- **WHAT NEEDS TO BE DONE**: Whenever a line below mentions the word "your", that line should be copied.

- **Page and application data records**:

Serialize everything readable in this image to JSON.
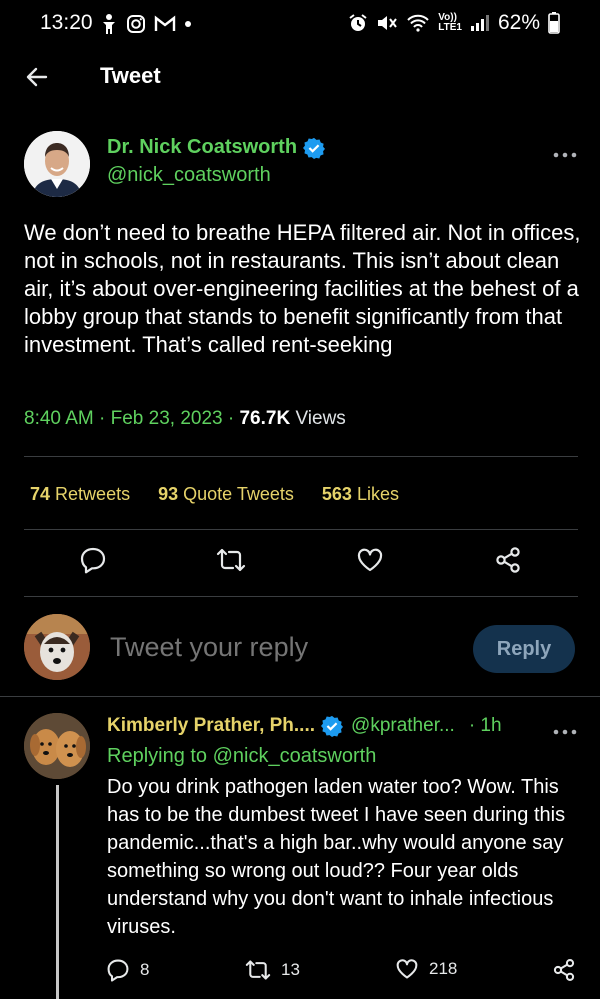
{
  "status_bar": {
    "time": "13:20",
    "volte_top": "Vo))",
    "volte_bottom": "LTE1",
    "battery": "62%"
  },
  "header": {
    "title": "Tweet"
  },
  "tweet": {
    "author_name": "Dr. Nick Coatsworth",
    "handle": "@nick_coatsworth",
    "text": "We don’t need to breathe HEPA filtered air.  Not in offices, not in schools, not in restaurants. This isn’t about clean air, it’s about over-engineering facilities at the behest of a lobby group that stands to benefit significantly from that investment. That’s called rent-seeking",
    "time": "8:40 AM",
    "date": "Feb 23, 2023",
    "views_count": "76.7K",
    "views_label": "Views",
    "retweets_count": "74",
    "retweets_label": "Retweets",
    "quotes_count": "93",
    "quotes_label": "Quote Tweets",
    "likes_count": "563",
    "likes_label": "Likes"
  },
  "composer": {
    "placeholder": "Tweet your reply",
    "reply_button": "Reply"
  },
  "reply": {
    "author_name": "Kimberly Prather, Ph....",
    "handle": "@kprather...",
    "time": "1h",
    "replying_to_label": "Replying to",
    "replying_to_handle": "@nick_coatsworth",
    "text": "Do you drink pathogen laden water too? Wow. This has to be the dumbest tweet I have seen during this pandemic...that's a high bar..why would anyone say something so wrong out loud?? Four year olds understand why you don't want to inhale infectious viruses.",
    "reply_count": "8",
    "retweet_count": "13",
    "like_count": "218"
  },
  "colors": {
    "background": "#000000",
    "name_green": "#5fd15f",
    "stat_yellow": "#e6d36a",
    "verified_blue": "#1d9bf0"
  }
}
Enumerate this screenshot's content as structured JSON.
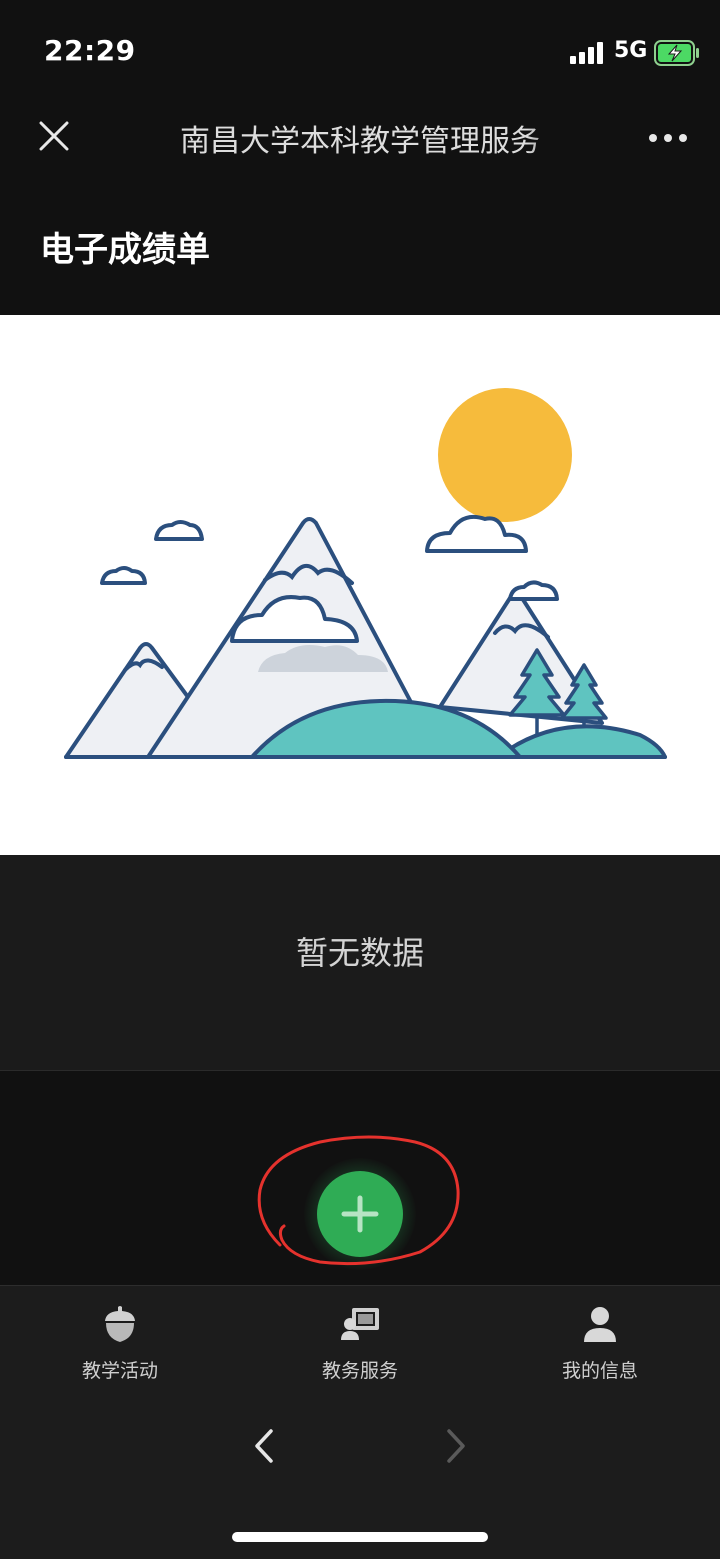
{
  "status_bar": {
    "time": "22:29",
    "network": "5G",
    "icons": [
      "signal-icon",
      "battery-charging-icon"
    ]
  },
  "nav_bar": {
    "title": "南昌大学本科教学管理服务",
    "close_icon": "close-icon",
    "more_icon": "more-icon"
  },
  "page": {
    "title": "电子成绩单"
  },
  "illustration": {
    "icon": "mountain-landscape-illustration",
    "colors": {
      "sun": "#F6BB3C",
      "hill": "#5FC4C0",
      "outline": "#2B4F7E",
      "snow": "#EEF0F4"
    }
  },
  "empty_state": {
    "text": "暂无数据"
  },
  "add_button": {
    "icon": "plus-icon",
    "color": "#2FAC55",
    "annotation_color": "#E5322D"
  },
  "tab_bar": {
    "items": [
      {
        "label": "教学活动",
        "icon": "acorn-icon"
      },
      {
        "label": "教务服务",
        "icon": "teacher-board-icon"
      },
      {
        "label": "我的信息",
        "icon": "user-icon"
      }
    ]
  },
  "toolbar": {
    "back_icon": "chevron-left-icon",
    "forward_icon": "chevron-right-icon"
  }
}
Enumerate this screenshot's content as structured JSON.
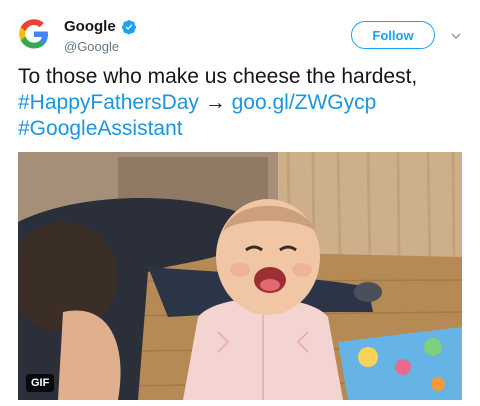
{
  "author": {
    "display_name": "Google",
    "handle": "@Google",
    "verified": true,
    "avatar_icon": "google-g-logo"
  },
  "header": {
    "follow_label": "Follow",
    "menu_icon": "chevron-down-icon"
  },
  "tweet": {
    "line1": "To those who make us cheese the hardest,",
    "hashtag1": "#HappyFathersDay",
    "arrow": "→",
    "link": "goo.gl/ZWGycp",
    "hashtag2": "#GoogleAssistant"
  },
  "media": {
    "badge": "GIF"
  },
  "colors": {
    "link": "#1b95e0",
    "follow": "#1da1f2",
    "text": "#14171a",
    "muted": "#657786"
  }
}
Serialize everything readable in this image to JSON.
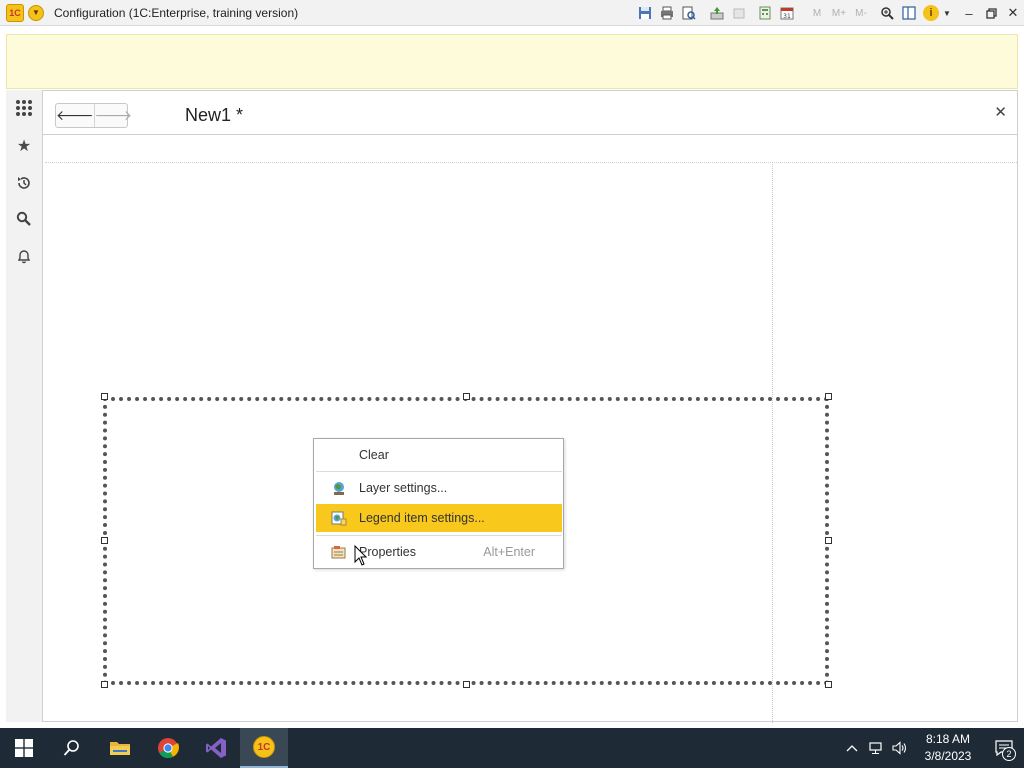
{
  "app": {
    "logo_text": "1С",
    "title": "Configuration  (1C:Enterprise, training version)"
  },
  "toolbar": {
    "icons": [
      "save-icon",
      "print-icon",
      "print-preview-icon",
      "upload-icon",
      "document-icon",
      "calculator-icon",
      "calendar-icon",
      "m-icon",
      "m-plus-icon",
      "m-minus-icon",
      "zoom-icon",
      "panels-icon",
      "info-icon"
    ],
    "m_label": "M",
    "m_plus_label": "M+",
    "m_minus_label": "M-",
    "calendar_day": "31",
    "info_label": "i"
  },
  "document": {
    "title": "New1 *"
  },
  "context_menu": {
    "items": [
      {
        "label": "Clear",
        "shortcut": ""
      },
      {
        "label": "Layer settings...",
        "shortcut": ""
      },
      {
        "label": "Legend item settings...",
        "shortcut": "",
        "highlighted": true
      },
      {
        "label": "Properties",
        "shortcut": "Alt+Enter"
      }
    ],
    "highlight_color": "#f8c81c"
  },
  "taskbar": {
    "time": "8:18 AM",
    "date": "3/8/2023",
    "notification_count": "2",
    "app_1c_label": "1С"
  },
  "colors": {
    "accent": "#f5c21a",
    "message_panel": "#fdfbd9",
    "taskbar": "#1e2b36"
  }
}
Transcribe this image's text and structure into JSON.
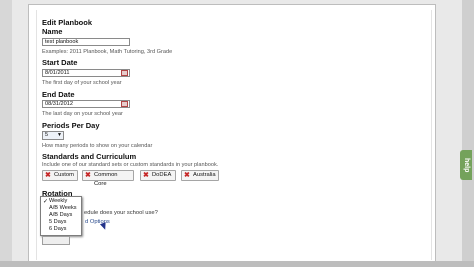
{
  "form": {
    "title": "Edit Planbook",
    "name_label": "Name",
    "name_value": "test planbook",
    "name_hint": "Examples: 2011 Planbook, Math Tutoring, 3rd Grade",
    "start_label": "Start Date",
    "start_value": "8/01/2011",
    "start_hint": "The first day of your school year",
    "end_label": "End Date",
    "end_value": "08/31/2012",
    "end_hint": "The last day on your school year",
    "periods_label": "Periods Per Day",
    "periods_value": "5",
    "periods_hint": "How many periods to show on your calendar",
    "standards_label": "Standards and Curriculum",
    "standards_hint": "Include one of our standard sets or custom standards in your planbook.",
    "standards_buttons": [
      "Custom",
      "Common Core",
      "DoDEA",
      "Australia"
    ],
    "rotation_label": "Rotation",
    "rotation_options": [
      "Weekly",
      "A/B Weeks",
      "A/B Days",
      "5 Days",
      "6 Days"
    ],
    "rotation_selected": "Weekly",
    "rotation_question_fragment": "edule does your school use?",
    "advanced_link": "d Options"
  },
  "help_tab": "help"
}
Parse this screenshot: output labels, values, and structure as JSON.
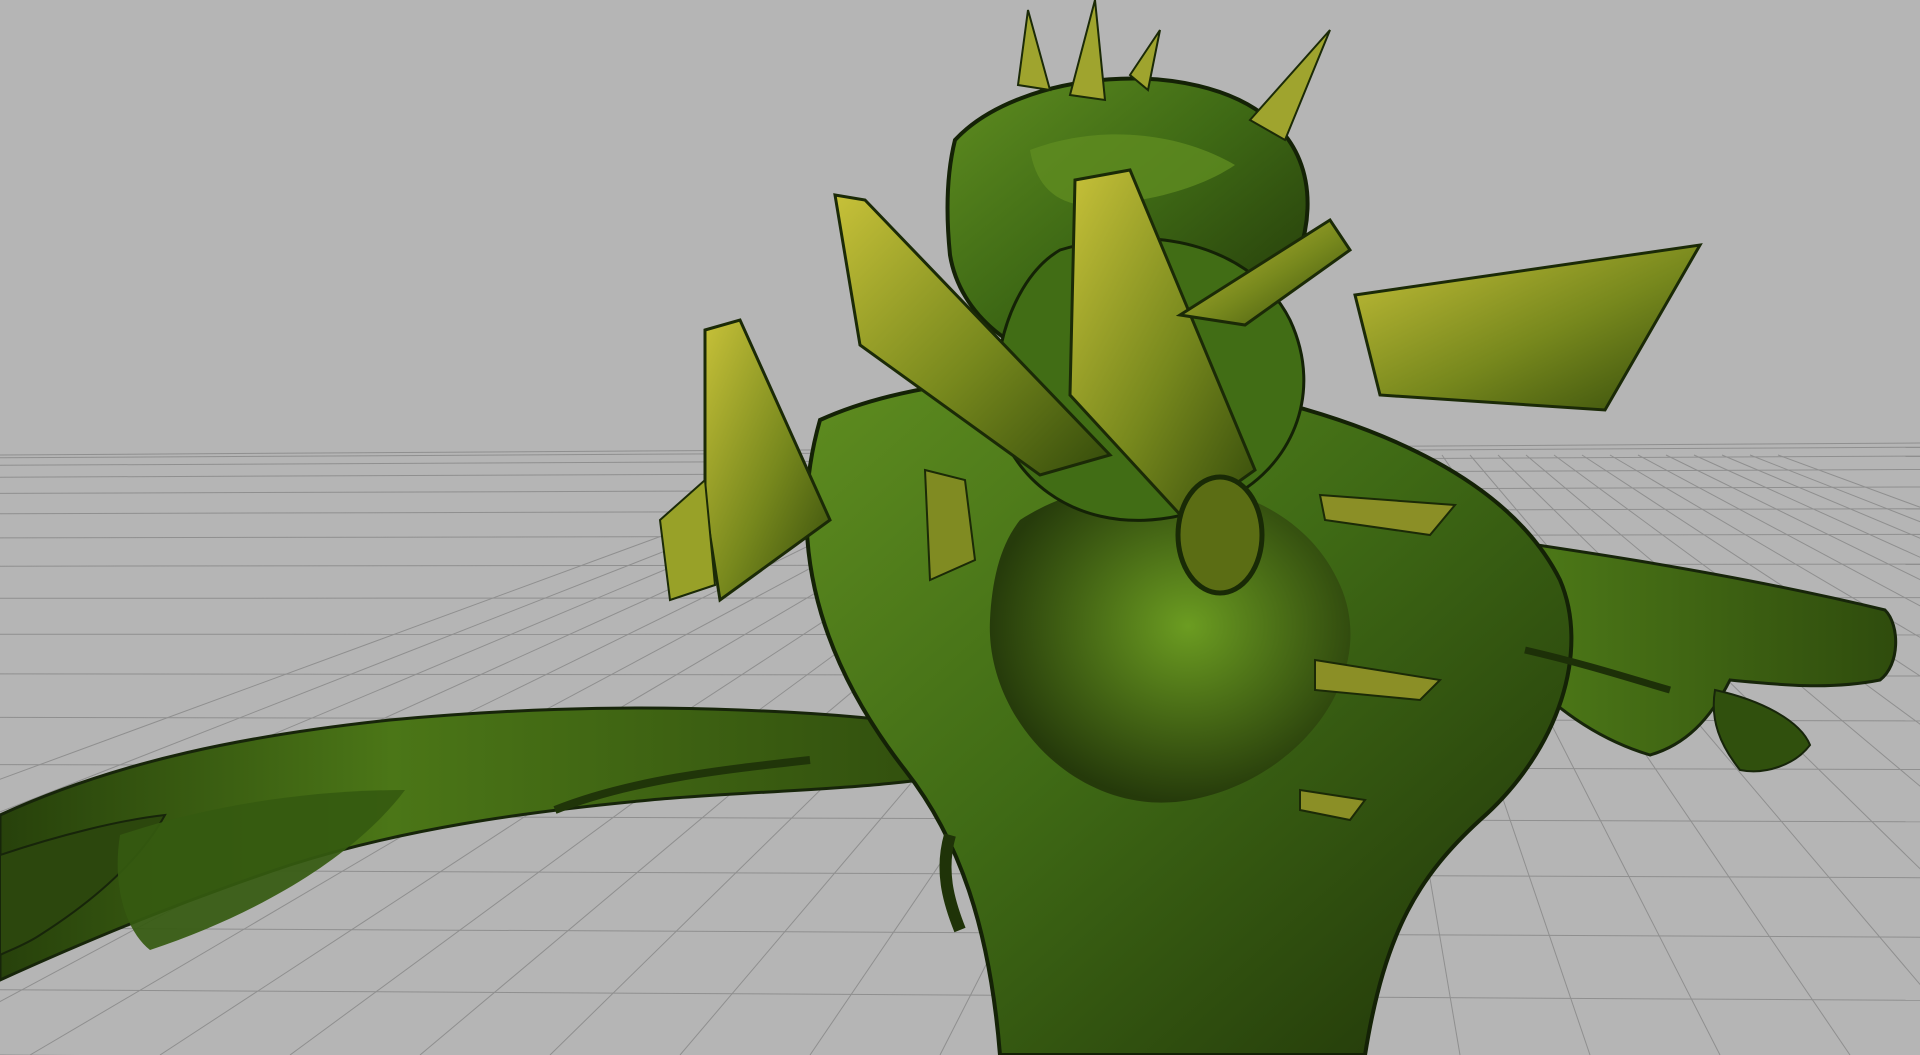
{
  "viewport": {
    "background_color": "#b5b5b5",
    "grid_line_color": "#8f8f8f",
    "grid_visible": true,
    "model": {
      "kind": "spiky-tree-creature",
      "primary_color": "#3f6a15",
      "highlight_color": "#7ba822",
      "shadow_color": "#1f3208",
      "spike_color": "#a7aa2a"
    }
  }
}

- **RESULT FOR THIS EXERCISE**:
    "placeholder": "Tweet your reply",
    "start_hint": "The first day of your school year",
    "end_hint": "The last day on your school year",
    "periods_hint": "How many periods to show on your calendar",
    "standards_hint": "Include one of our standard sets or custom standards in your planbook.",
    "rotation_question_fragment": "edule does your school use?",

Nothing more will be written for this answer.